Work required →
Copy the records below character for character.

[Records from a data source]

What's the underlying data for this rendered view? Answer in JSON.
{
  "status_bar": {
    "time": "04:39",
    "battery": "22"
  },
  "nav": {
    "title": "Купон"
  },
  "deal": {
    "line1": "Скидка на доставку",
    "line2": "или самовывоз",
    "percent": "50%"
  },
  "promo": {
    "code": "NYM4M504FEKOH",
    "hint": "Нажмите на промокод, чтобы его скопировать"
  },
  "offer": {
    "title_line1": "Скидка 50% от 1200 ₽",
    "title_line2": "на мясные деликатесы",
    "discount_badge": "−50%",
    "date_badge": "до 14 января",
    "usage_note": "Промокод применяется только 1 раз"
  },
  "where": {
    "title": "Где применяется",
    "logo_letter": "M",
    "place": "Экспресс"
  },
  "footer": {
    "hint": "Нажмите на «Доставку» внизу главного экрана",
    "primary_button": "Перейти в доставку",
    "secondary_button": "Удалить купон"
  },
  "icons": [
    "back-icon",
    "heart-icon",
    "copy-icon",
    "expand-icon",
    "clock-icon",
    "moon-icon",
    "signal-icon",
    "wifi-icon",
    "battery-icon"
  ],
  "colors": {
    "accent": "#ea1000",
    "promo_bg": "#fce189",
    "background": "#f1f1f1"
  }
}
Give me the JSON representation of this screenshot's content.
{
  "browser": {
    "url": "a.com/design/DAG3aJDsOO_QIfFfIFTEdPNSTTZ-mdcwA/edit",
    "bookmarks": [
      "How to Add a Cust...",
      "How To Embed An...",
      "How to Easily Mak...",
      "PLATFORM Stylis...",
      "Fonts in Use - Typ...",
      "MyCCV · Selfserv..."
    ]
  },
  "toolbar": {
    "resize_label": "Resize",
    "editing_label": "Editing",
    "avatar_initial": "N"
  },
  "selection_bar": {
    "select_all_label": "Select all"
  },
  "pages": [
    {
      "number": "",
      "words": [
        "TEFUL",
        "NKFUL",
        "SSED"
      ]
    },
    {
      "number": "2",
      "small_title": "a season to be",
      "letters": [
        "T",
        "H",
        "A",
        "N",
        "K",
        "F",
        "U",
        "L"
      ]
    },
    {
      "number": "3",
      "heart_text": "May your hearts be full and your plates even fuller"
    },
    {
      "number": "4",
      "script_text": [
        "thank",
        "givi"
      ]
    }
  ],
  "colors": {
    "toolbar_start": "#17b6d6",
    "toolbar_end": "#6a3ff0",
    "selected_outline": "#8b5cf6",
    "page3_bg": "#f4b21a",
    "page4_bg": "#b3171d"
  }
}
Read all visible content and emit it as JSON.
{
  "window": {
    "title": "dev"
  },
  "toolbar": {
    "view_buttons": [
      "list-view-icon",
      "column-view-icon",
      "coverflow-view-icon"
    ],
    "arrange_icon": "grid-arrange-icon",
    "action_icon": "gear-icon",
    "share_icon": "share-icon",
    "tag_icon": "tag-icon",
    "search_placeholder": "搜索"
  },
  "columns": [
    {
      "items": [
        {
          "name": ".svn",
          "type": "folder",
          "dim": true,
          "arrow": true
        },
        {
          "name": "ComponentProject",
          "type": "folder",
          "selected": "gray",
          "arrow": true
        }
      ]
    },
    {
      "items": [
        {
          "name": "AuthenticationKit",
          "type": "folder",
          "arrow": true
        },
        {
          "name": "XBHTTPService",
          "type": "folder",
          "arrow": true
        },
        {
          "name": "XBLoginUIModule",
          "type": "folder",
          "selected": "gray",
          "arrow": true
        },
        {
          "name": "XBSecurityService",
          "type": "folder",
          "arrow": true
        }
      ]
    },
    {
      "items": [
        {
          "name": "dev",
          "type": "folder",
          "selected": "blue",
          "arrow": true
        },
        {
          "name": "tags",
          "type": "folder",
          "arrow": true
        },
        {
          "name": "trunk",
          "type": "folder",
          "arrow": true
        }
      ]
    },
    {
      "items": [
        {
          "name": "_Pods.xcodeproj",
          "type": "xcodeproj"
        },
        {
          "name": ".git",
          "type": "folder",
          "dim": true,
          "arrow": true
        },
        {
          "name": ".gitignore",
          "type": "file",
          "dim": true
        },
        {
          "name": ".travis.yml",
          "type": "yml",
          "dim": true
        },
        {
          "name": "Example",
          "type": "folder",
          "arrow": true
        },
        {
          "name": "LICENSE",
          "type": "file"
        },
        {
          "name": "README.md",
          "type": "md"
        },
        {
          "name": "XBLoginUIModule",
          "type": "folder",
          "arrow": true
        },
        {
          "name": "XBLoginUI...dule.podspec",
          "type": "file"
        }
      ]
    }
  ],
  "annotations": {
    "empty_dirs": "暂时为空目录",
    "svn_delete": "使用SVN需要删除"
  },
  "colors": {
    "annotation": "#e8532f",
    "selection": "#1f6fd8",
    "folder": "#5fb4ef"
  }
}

Answer section →
What's the underlying data for this rendered view? Answer in JSON.
{
  "status_bar": {
    "time": "04:39",
    "battery": "22"
  },
  "nav": {
    "title": "Купон"
  },
  "deal": {
    "line1": "Скидка на доставку",
    "line2": "или самовывоз",
    "percent": "50%"
  },
  "promo": {
    "code": "NYM4M504FEKOH",
    "hint": "Нажмите на промокод, чтобы его скопировать"
  },
  "offer": {
    "title_line1": "Скидка 50% от 1200 ₽",
    "title_line2": "на мясные деликатесы",
    "discount_badge": "−50%",
    "date_badge": "до 14 января",
    "usage_note": "Промокод применяется только 1 раз"
  },
  "where": {
    "title": "Где применяется",
    "logo_letter": "M",
    "place": "Экспресс"
  },
  "footer": {
    "hint": "Нажмите на «Доставку» внизу главного экрана",
    "primary_button": "Перейти в доставку",
    "secondary_button": "Удалить купон"
  },
  "icons": [
    "back-icon",
    "heart-icon",
    "copy-icon",
    "expand-icon",
    "clock-icon",
    "moon-icon",
    "signal-icon",
    "wifi-icon",
    "battery-icon"
  ],
  "colors": {
    "accent": "#ea1000",
    "promo_bg": "#fce189",
    "background": "#f1f1f1"
  }
}
Give me the JSON representation of this screenshot's content.
{
  "browser": {
    "url": "a.com/design/DAG3aJDsOO_QIfFfIFTEdPNSTTZ-mdcwA/edit",
    "bookmarks": [
      "How to Add a Cust...",
      "How To Embed An...",
      "How to Easily Mak...",
      "PLATFORM Stylis...",
      "Fonts in Use - Typ...",
      "MyCCV · Selfserv..."
    ]
  },
  "toolbar": {
    "resize_label": "Resize",
    "editing_label": "Editing",
    "avatar_initial": "N"
  },
  "selection_bar": {
    "select_all_label": "Select all"
  },
  "pages": [
    {
      "number": "",
      "words": [
        "TEFUL",
        "NKFUL",
        "SSED"
      ]
    },
    {
      "number": "2",
      "small_title": "a season to be",
      "letters": [
        "T",
        "H",
        "A",
        "N",
        "K",
        "F",
        "U",
        "L"
      ]
    },
    {
      "number": "3",
      "heart_text": "May your hearts be full and your plates even fuller"
    },
    {
      "number": "4",
      "script_text": [
        "thank",
        "givi"
      ]
    }
  ],
  "colors": {
    "toolbar_start": "#17b6d6",
    "toolbar_end": "#6a3ff0",
    "selected_outline": "#8b5cf6",
    "page3_bg": "#f4b21a",
    "page4_bg": "#b3171d"
  }
}
Read all visible content and emit it as JSON.
{
  "window": {
    "title": "dev"
  },
  "toolbar": {
    "view_buttons": [
      "list-view-icon",
      "column-view-icon",
      "coverflow-view-icon"
    ],
    "arrange_icon": "grid-arrange-icon",
    "action_icon": "gear-icon",
    "share_icon": "share-icon",
    "tag_icon": "tag-icon",
    "search_placeholder": "搜索"
  },
  "columns": [
    {
      "items": [
        {
          "name": ".svn",
          "type": "folder",
          "dim": true,
          "arrow": true
        },
        {
          "name": "ComponentProject",
          "type": "folder",
          "selected": "gray",
          "arrow": true
        }
      ]
    },
    {
      "items": [
        {
          "name": "AuthenticationKit",
          "type": "folder",
          "arrow": true
        },
        {
          "name": "XBHTTPService",
          "type": "folder",
          "arrow": true
        },
        {
          "name": "XBLoginUIModule",
          "type": "folder",
          "selected": "gray",
          "arrow": true
        },
        {
          "name": "XBSecurityService",
          "type": "folder",
          "arrow": true
        }
      ]
    },
    {
      "items": [
        {
          "name": "dev",
          "type": "folder",
          "selected": "blue",
          "arrow": true
        },
        {
          "name": "tags",
          "type": "folder",
          "arrow": true
        },
        {
          "name": "trunk",
          "type": "folder",
          "arrow": true
        }
      ]
    },
    {
      "items": [
        {
          "name": "_Pods.xcodeproj",
          "type": "xcodeproj"
        },
        {
          "name": ".git",
          "type": "folder",
          "dim": true,
          "arrow": true
        },
        {
          "name": ".gitignore",
          "type": "file",
          "dim": true
        },
        {
          "name": ".travis.yml",
          "type": "yml",
          "dim": true
        },
        {
          "name": "Example",
          "type": "folder",
          "arrow": true
        },
        {
          "name": "LICENSE",
          "type": "file"
        },
        {
          "name": "README.md",
          "type": "md"
        },
        {
          "name": "XBLoginUIModule",
          "type": "folder",
          "arrow": true
        },
        {
          "name": "XBLoginUI...dule.podspec",
          "type": "file"
        }
      ]
    }
  ],
  "annotations": {
    "empty_dirs": "暂时为空目录",
    "svn_delete": "使用SVN需要删除"
  },
  "colors": {
    "annotation": "#e8532f",
    "selection": "#1f6fd8",
    "folder": "#5fb4ef"
  }
}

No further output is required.